Beefed-up enforcement along the Mexican border has made smuggling more challenging for criminal cartels using the major southern routes, but drugs continue to flow across the porous northern border through such airstrips as officials look for new ways to fight back.

Tracking rogue planes at low altitude with their transponders off is "like trying to pick a needle out of a haystack," said John Beutlich of U.S. Customs and Border Protection, who oversees air and marine operations from Washington state to Maine.

Tiny airports feel helpless.

"Shoot, we're just a big cherry to pick and didn't realize it," said Joe Allen, manager of the Sandusky airport, 90 miles northeast of Detroit.

He installed a fence to keep cars from meeting planes at the runway, but the property is not staffed at night. Border agents could provide just two signs asking people to call an 800 number if they see something unusual.

Homeland Security Secretary Janet Napolitano says the United States hopes to start tapping into 22 Canadian radar installations to fill surveillance gaps on the border. Officials say the United States has one national radar network made up of feeds from the Federal Aviation Administration and the Defense Department.

Border authorities also conduct routine air patrols, but some lawmakers would like military-grade radar along with drones that could detect small aircraft.

"All everybody wants to talk about are drug cartels coming across the southern border. I don't mean to diminish that, but the northern border has gotten very little attention up until recently," said U.S. Rep. Candice Miller (R., Mich.), a senior member of the House Homeland Security Committee.

A new law requires the Obama administration to come up with an antidrug strategy on the U.S.-Canada border by summer.

Canada is a significant source of high-quality marijuana and the amphetamine Ecstasy. More than two million doses of Ecstasy were seized on the northern border in 2009, compared with just 312,000 doses in 2004, the Drug Enforcement Administration said, offering a snapshot of what's popular and what gets confiscated.

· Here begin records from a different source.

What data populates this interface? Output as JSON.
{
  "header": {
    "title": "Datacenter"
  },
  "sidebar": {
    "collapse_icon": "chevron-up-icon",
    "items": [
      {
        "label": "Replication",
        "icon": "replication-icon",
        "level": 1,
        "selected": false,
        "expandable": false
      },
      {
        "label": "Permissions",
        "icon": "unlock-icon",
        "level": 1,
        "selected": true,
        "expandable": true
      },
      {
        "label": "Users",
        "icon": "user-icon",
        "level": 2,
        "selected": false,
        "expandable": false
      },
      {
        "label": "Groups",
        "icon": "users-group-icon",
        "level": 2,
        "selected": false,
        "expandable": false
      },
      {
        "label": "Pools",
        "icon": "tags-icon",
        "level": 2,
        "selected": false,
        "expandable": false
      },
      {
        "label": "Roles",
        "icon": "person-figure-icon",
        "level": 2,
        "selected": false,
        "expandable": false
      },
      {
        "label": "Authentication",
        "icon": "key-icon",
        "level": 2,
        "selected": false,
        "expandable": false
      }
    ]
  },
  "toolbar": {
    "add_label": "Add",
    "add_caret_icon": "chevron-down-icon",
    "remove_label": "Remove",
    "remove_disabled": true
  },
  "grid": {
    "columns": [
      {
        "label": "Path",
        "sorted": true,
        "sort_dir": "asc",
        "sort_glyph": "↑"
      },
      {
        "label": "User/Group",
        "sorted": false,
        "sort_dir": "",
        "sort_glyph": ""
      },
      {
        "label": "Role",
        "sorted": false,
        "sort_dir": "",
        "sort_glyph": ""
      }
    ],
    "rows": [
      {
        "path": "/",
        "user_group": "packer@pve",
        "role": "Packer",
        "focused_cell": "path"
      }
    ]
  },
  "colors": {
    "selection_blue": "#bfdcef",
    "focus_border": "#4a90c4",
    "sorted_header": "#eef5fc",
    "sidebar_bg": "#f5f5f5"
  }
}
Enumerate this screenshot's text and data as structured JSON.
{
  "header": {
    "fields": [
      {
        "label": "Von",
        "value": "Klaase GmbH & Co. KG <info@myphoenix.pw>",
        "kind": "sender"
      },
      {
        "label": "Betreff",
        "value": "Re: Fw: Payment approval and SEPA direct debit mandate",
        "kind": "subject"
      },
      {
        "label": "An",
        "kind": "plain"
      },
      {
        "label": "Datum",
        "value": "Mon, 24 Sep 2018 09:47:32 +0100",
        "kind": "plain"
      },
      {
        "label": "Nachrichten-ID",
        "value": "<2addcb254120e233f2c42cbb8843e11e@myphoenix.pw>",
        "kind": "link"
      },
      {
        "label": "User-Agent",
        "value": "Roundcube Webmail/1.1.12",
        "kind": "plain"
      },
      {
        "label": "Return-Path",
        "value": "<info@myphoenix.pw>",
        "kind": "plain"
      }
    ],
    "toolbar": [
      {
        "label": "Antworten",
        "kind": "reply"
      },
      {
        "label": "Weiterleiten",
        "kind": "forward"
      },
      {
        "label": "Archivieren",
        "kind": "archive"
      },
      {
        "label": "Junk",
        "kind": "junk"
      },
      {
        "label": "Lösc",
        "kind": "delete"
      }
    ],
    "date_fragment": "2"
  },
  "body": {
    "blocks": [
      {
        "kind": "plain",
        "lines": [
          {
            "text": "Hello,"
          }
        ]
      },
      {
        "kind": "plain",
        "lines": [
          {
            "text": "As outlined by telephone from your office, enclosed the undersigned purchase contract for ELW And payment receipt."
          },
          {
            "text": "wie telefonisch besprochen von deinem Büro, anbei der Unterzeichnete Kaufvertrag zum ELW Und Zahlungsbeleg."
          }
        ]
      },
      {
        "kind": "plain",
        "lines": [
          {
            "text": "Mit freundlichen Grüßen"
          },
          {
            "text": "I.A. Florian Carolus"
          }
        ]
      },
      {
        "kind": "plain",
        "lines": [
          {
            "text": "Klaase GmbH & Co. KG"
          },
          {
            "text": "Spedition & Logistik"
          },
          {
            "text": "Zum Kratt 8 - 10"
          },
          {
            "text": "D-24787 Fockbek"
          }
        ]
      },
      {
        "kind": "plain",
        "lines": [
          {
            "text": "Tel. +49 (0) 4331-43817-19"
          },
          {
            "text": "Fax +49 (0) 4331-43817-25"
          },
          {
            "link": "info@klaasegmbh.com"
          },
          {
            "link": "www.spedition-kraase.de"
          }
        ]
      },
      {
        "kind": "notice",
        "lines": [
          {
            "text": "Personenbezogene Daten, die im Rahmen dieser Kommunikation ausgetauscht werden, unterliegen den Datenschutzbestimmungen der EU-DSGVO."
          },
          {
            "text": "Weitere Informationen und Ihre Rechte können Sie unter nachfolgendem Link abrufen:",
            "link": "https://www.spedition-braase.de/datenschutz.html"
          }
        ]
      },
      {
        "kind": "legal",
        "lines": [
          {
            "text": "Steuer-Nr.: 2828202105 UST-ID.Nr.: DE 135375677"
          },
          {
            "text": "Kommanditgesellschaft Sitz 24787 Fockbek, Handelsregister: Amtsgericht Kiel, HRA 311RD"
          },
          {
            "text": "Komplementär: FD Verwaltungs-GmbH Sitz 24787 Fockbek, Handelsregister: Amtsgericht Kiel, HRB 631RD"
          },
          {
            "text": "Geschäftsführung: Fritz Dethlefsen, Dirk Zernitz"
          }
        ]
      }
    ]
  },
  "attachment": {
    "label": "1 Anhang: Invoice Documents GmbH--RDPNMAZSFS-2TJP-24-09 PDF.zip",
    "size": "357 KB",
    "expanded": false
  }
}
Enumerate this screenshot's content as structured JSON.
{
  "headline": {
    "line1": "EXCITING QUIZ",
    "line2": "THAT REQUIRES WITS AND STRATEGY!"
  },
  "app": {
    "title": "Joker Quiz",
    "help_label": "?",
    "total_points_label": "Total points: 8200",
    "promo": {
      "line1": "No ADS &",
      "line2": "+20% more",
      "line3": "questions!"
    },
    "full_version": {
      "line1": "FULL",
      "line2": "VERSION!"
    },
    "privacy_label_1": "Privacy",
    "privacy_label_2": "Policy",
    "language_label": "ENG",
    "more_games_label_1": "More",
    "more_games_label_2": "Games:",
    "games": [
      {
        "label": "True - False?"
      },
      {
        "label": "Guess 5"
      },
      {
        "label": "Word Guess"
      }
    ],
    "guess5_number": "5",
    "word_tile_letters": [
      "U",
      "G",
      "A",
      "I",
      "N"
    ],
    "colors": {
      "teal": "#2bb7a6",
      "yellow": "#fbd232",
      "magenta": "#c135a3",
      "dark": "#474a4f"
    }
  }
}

Most shipments come by road. But a 2009 flight from Ontario to Michigan, the subject of a recent federal trial, provided insight into drug operations that use small planes. Officials don't know how frequent such flights are, but they consider the vulnerability alarming.

Matthew Moody and nephew Jesse Rusenstrom, both from Amherstburg, Ontario, were the couriers captured that night in Sandusky. Their job was to enter the country through Detroit, meet the Canadian plane, and deliver the drugs to others in the United States. They also put 60 pounds of cocaine worth more than $500,000 on the return flight to Guelph, Ontario.

It was just one in a series of shipments. Rusenstrom said he met the plane at least 10 times at other tiny airports in the Thumb region - Marlette, Ray, Lapeer - as well as in Greenville in western Michigan and at an airport in Pennsylvania. The pilot activated runway lights from the cockpit, a standard practice.

Rusenstrom, 21, testifying at the trial of an accomplice, Robert "Romeo" D'Leone, said hundreds of airports were studied on Google Maps. "We would go around looking for airports, seeing if there was fences or cameras," he told the court.

D'Leone, who lives in the Toronto area, stopped his trial and pleaded guilty in April. Rusenstrom and Moody cooperated, pleaded guilty, and were recently sentenced to time served in custody. The United States still wants to extradite four others in Ontario who are accused of major roles, including the pilot.

Some jurors were alarmed by the revelations during the D'Leone trial. "You always hear Homeland Security has an eye on everything. It's surprising that airfields aren't manned 24 hours," Robert Simpson said.

"We're outside radar," Allen, the manager, said, running his finger over a map of Michigan's Thumb. "You can come and go as you please. You don't even have to file a flight plan."

Beutlich, the senior Customs and Border Protection official, said his agency's routine air patrols "can't be everywhere."

"I don't think there is more than just vigilance," he said, adding that law-abiding users of small airports typically were the best sources to report trouble.